This week Playbill catches up with Manoel Felciano, who was most recently seen on Broadway as Prosecutor Horace Gilmer in the stage adaptation of To Kill a Mockingbird. A Tony nominee for his performance as Tobias in the 2005 revival of Sweeney Todd, Felciano's other Broadway credits include Amélie, Disaster!, Brooklyn, Jesus Christ Superstar, and Cabaret, while his Off-Broadway resume features By the Way, Meet Vera Stark; The Secret Life of Bees; The Changeling; Trumpery; Much Ado About Nothing; and Shockheaded Peter. Regionally, the actor has performed in productions of Twelfth Night, The Tempest, Much Ado About Nothing, The Exorcist, Clybourne Park, Round and Round the Garden, Caucasian Chalk Circle, November, At Home at the Zoo, Elektra, Ragtime, Three Sisters, Sunday in the Park with George, and the world premiere of Mothers and Sons.
Felciano is currently co-starring in Red Bull Theater's world premiere of Jeffrey Hatcher's adaptation of Ben Jonson's The Alchemist, which officially opens November 21 at New World Stages for a limited engagement through December 19. Directed by Jesse Berger, the comedy also features Jacob Ming-Trent, Jennifer Sánchez, Nathan Christopher, Stephen DeRosa, Carson Elrod, Teresa Avia Lim, Louis Mustillo, Reg Rogers, and Allen Tedder.
What is your typical day like now?
For a while I was doing double duty, so I would get up, take my daughter to school, walk to Manhattan Plaza, where I would sit outside and drill my lines for The Alchemist, before rehearsing the rest of the day. Then I'd grab a bite and head up to Columbia, where I was directing the MFA students in The Cherry Orchard(s), then go home and collapse into bed. It was intense, but after such a long hiatus, I was grateful to be back rehearsing.

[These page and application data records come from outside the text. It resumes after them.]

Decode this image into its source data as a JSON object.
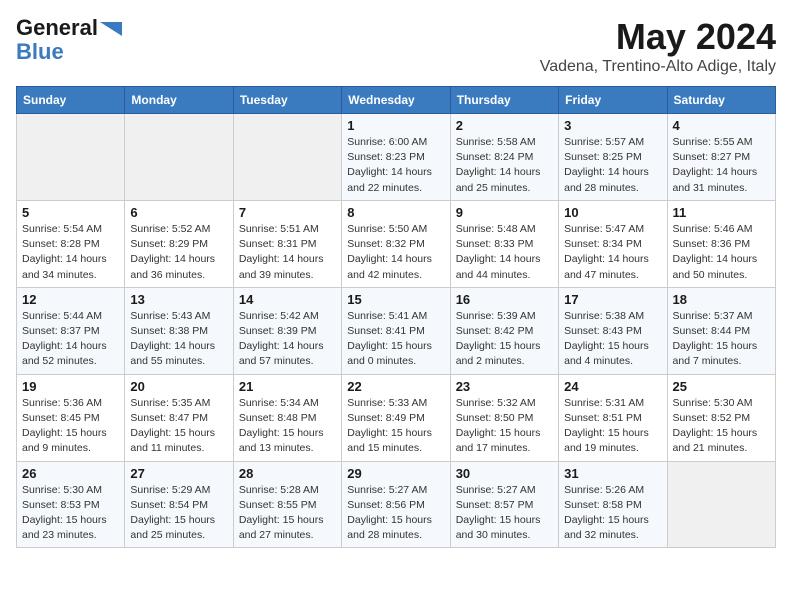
{
  "logo": {
    "general": "General",
    "blue": "Blue",
    "arrow_color": "#3a7abf"
  },
  "title": "May 2024",
  "location": "Vadena, Trentino-Alto Adige, Italy",
  "days_of_week": [
    "Sunday",
    "Monday",
    "Tuesday",
    "Wednesday",
    "Thursday",
    "Friday",
    "Saturday"
  ],
  "weeks": [
    [
      {
        "day": "",
        "info": ""
      },
      {
        "day": "",
        "info": ""
      },
      {
        "day": "",
        "info": ""
      },
      {
        "day": "1",
        "info": "Sunrise: 6:00 AM\nSunset: 8:23 PM\nDaylight: 14 hours\nand 22 minutes."
      },
      {
        "day": "2",
        "info": "Sunrise: 5:58 AM\nSunset: 8:24 PM\nDaylight: 14 hours\nand 25 minutes."
      },
      {
        "day": "3",
        "info": "Sunrise: 5:57 AM\nSunset: 8:25 PM\nDaylight: 14 hours\nand 28 minutes."
      },
      {
        "day": "4",
        "info": "Sunrise: 5:55 AM\nSunset: 8:27 PM\nDaylight: 14 hours\nand 31 minutes."
      }
    ],
    [
      {
        "day": "5",
        "info": "Sunrise: 5:54 AM\nSunset: 8:28 PM\nDaylight: 14 hours\nand 34 minutes."
      },
      {
        "day": "6",
        "info": "Sunrise: 5:52 AM\nSunset: 8:29 PM\nDaylight: 14 hours\nand 36 minutes."
      },
      {
        "day": "7",
        "info": "Sunrise: 5:51 AM\nSunset: 8:31 PM\nDaylight: 14 hours\nand 39 minutes."
      },
      {
        "day": "8",
        "info": "Sunrise: 5:50 AM\nSunset: 8:32 PM\nDaylight: 14 hours\nand 42 minutes."
      },
      {
        "day": "9",
        "info": "Sunrise: 5:48 AM\nSunset: 8:33 PM\nDaylight: 14 hours\nand 44 minutes."
      },
      {
        "day": "10",
        "info": "Sunrise: 5:47 AM\nSunset: 8:34 PM\nDaylight: 14 hours\nand 47 minutes."
      },
      {
        "day": "11",
        "info": "Sunrise: 5:46 AM\nSunset: 8:36 PM\nDaylight: 14 hours\nand 50 minutes."
      }
    ],
    [
      {
        "day": "12",
        "info": "Sunrise: 5:44 AM\nSunset: 8:37 PM\nDaylight: 14 hours\nand 52 minutes."
      },
      {
        "day": "13",
        "info": "Sunrise: 5:43 AM\nSunset: 8:38 PM\nDaylight: 14 hours\nand 55 minutes."
      },
      {
        "day": "14",
        "info": "Sunrise: 5:42 AM\nSunset: 8:39 PM\nDaylight: 14 hours\nand 57 minutes."
      },
      {
        "day": "15",
        "info": "Sunrise: 5:41 AM\nSunset: 8:41 PM\nDaylight: 15 hours\nand 0 minutes."
      },
      {
        "day": "16",
        "info": "Sunrise: 5:39 AM\nSunset: 8:42 PM\nDaylight: 15 hours\nand 2 minutes."
      },
      {
        "day": "17",
        "info": "Sunrise: 5:38 AM\nSunset: 8:43 PM\nDaylight: 15 hours\nand 4 minutes."
      },
      {
        "day": "18",
        "info": "Sunrise: 5:37 AM\nSunset: 8:44 PM\nDaylight: 15 hours\nand 7 minutes."
      }
    ],
    [
      {
        "day": "19",
        "info": "Sunrise: 5:36 AM\nSunset: 8:45 PM\nDaylight: 15 hours\nand 9 minutes."
      },
      {
        "day": "20",
        "info": "Sunrise: 5:35 AM\nSunset: 8:47 PM\nDaylight: 15 hours\nand 11 minutes."
      },
      {
        "day": "21",
        "info": "Sunrise: 5:34 AM\nSunset: 8:48 PM\nDaylight: 15 hours\nand 13 minutes."
      },
      {
        "day": "22",
        "info": "Sunrise: 5:33 AM\nSunset: 8:49 PM\nDaylight: 15 hours\nand 15 minutes."
      },
      {
        "day": "23",
        "info": "Sunrise: 5:32 AM\nSunset: 8:50 PM\nDaylight: 15 hours\nand 17 minutes."
      },
      {
        "day": "24",
        "info": "Sunrise: 5:31 AM\nSunset: 8:51 PM\nDaylight: 15 hours\nand 19 minutes."
      },
      {
        "day": "25",
        "info": "Sunrise: 5:30 AM\nSunset: 8:52 PM\nDaylight: 15 hours\nand 21 minutes."
      }
    ],
    [
      {
        "day": "26",
        "info": "Sunrise: 5:30 AM\nSunset: 8:53 PM\nDaylight: 15 hours\nand 23 minutes."
      },
      {
        "day": "27",
        "info": "Sunrise: 5:29 AM\nSunset: 8:54 PM\nDaylight: 15 hours\nand 25 minutes."
      },
      {
        "day": "28",
        "info": "Sunrise: 5:28 AM\nSunset: 8:55 PM\nDaylight: 15 hours\nand 27 minutes."
      },
      {
        "day": "29",
        "info": "Sunrise: 5:27 AM\nSunset: 8:56 PM\nDaylight: 15 hours\nand 28 minutes."
      },
      {
        "day": "30",
        "info": "Sunrise: 5:27 AM\nSunset: 8:57 PM\nDaylight: 15 hours\nand 30 minutes."
      },
      {
        "day": "31",
        "info": "Sunrise: 5:26 AM\nSunset: 8:58 PM\nDaylight: 15 hours\nand 32 minutes."
      },
      {
        "day": "",
        "info": ""
      }
    ]
  ]
}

Can you describe how it felt to be back in a rehearsal room on the first day you and the cast assembled?
I felt a sense of deep, humble gratitude. There were times in the past 18 months where I seriously wondered if I needed to begin a new, non-acting chapter of my life. But I was heartbroken by the idea that my seven-year-old would never have gotten a chance to see me on stage. Now, she will be in the audience on opening night of The Alchemist! (thank you, 6 PM kid-friendly curtain time).
Are there any parts of your role or the play that seem particularly poignant/relevant following the events of the past 18 months?
The Alchemist takes place during a plague, where the wealthy have fled town, and the poor are left to fend for themselves. So despite the fact that it's a farce about con artists, the glaring inequities between those who were privileged enough to flee NYC during the pandemic vs. those who didn't have those options is very timely.
What would you say to audience members who may be feeling uneasy about returning to live theatre?
That I understand the uneasiness and trepidation, but to remember: If you are vaccinated and masked, the beneficial healing powers of laughter dwarf any risks!
During this time of reflection and re-education regarding BIPOC artists and artistry, particularly in the theatre, what do you want people (those in power, fellow artists, audiences) to be aware of? What do you want them to consider further?
I think that those in power need to guard against complacency—the work towards creating a more just and equitable world is never done. It's not enough to have good intentions—in fact, the road to hell is paved with them—you have to act. And then you have to be okay with the fact that progress is messy, and sometimes the pendulum swings widely before it settles. But when it settles, it has hopefully moved the needle towards justice.
What advice would you give to someone who may be struggling with the isolation and/or the current unrest?
The events of the past 18 months have been unprecedented in their effect on all of our levels of stress and anxiety. Radical self-care is needed, and, as they say on the airplane, "Please put the oxygen mask on yourself before assisting others!"
What, if anything, did you learn about yourself during the past year-and-a-half that you didn't already know?
Just becoming aware of a lot of privilege and good fortune that I maybe previously had taken for granted: that I had a family—my wife and daughter—who I really, really liked hanging out with, that I had been lucky enough to make a living doing what I loved for over 20 years, and, finally, that there were a lot of things about society and my place in it that I assumed I understood clearly, that were in fact much more nuanced, complex, and thorny.
What organization would you recommend people learn more about or donate to during this time of change?
Locally: The Broadway Advocacy Coalition. Nationally: The Innocence Project. Globally: International Consortium of Investigative Journalists.